AIM OF THE EXERCISE: Nothing should differ between your answer and the records below.

MATERIAL FOR THIS EXERCISE section start

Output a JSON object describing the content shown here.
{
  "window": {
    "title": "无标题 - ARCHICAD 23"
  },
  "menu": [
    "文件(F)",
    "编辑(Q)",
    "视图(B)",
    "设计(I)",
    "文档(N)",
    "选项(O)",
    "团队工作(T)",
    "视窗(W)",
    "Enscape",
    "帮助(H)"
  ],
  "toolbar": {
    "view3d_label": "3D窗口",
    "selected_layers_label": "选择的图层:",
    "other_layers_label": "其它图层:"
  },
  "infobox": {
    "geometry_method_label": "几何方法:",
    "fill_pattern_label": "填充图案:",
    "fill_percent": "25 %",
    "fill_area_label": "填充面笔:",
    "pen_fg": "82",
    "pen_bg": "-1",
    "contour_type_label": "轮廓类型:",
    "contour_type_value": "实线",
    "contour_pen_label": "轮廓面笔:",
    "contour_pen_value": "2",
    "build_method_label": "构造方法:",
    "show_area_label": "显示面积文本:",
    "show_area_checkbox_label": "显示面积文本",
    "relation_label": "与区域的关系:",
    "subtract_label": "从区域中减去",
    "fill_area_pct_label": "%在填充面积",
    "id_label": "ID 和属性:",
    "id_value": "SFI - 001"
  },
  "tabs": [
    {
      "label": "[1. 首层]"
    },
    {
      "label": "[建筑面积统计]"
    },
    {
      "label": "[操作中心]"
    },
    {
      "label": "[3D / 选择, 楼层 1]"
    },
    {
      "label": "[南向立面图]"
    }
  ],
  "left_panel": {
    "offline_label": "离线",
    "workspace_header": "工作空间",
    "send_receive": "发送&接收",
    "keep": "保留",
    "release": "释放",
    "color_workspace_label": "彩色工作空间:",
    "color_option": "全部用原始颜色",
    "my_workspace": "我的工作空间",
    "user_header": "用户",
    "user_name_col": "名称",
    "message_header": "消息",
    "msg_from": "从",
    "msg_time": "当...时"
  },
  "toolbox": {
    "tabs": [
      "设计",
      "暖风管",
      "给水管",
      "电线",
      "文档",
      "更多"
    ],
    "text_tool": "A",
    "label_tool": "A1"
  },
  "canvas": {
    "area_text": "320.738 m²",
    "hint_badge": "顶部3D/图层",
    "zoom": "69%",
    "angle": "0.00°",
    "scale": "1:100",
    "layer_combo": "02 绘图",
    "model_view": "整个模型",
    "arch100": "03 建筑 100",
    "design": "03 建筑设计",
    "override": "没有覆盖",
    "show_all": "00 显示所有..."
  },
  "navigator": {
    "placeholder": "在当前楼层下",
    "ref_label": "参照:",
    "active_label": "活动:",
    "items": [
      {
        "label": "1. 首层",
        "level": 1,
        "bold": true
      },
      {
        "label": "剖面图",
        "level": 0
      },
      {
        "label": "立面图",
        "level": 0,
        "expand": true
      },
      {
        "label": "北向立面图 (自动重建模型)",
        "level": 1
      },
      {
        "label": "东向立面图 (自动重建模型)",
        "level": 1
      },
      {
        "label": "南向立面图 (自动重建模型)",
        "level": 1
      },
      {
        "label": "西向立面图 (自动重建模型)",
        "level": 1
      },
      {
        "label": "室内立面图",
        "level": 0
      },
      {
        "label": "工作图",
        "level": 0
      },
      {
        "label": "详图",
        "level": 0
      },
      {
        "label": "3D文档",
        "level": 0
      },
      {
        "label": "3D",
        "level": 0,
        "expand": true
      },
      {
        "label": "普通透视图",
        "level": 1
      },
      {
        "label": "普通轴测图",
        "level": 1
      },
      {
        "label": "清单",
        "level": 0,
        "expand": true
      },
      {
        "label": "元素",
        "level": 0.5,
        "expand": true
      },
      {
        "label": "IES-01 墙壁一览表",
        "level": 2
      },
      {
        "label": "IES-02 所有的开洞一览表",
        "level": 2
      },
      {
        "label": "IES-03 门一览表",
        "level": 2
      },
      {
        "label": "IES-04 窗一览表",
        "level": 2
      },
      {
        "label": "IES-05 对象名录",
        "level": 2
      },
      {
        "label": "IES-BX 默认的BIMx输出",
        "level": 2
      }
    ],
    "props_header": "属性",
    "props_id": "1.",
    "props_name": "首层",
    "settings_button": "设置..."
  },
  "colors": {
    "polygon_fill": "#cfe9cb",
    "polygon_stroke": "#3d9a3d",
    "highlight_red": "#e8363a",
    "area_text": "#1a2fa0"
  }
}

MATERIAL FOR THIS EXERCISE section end

ANSWER:
Output a JSON object describing the content shown here.
{
  "window": {
    "title": "无标题 - ARCHICAD 23"
  },
  "menu": [
    "文件(F)",
    "编辑(Q)",
    "视图(B)",
    "设计(I)",
    "文档(N)",
    "选项(O)",
    "团队工作(T)",
    "视窗(W)",
    "Enscape",
    "帮助(H)"
  ],
  "toolbar": {
    "view3d_label": "3D窗口",
    "selected_layers_label": "选择的图层:",
    "other_layers_label": "其它图层:"
  },
  "infobox": {
    "geometry_method_label": "几何方法:",
    "fill_pattern_label": "填充图案:",
    "fill_percent": "25 %",
    "fill_area_label": "填充面笔:",
    "pen_fg": "82",
    "pen_bg": "-1",
    "contour_type_label": "轮廓类型:",
    "contour_type_value": "实线",
    "contour_pen_label": "轮廓面笔:",
    "contour_pen_value": "2",
    "build_method_label": "构造方法:",
    "show_area_label": "显示面积文本:",
    "show_area_checkbox_label": "显示面积文本",
    "relation_label": "与区域的关系:",
    "subtract_label": "从区域中减去",
    "fill_area_pct_label": "%在填充面积",
    "id_label": "ID 和属性:",
    "id_value": "SFI - 001"
  },
  "tabs": [
    {
      "label": "[1. 首层]"
    },
    {
      "label": "[建筑面积统计]"
    },
    {
      "label": "[操作中心]"
    },
    {
      "label": "[3D / 选择, 楼层 1]"
    },
    {
      "label": "[南向立面图]"
    }
  ],
  "left_panel": {
    "offline_label": "离线",
    "workspace_header": "工作空间",
    "send_receive": "发送&接收",
    "keep": "保留",
    "release": "释放",
    "color_workspace_label": "彩色工作空间:",
    "color_option": "全部用原始颜色",
    "my_workspace": "我的工作空间",
    "user_header": "用户",
    "user_name_col": "名称",
    "message_header": "消息",
    "msg_from": "从",
    "msg_time": "当...时"
  },
  "toolbox": {
    "tabs": [
      "设计",
      "暖风管",
      "给水管",
      "电线",
      "文档",
      "更多"
    ],
    "text_tool": "A",
    "label_tool": "A1"
  },
  "canvas": {
    "area_text": "320.738 m²",
    "hint_badge": "顶部3D/图层",
    "zoom": "69%",
    "angle": "0.00°",
    "scale": "1:100",
    "layer_combo": "02 绘图",
    "model_view": "整个模型",
    "arch100": "03 建筑 100",
    "design": "03 建筑设计",
    "override": "没有覆盖",
    "show_all": "00 显示所有..."
  },
  "navigator": {
    "placeholder": "在当前楼层下",
    "ref_label": "参照:",
    "active_label": "活动:",
    "items": [
      {
        "label": "1. 首层",
        "level": 1,
        "bold": true
      },
      {
        "label": "剖面图",
        "level": 0
      },
      {
        "label": "立面图",
        "level": 0,
        "expand": true
      },
      {
        "label": "北向立面图 (自动重建模型)",
        "level": 1
      },
      {
        "label": "东向立面图 (自动重建模型)",
        "level": 1
      },
      {
        "label": "南向立面图 (自动重建模型)",
        "level": 1
      },
      {
        "label": "西向立面图 (自动重建模型)",
        "level": 1
      },
      {
        "label": "室内立面图",
        "level": 0
      },
      {
        "label": "工作图",
        "level": 0
      },
      {
        "label": "详图",
        "level": 0
      },
      {
        "label": "3D文档",
        "level": 0
      },
      {
        "label": "3D",
        "level": 0,
        "expand": true
      },
      {
        "label": "普通透视图",
        "level": 1
      },
      {
        "label": "普通轴测图",
        "level": 1
      },
      {
        "label": "清单",
        "level": 0,
        "expand": true
      },
      {
        "label": "元素",
        "level": 0.5,
        "expand": true
      },
      {
        "label": "IES-01 墙壁一览表",
        "level": 2
      },
      {
        "label": "IES-02 所有的开洞一览表",
        "level": 2
      },
      {
        "label": "IES-03 门一览表",
        "level": 2
      },
      {
        "label": "IES-04 窗一览表",
        "level": 2
      },
      {
        "label": "IES-05 对象名录",
        "level": 2
      },
      {
        "label": "IES-BX 默认的BIMx输出",
        "level": 2
      }
    ],
    "props_header": "属性",
    "props_id": "1.",
    "props_name": "首层",
    "settings_button": "设置..."
  },
  "colors": {
    "polygon_fill": "#cfe9cb",
    "polygon_stroke": "#3d9a3d",
    "highlight_red": "#e8363a",
    "area_text": "#1a2fa0"
  }
}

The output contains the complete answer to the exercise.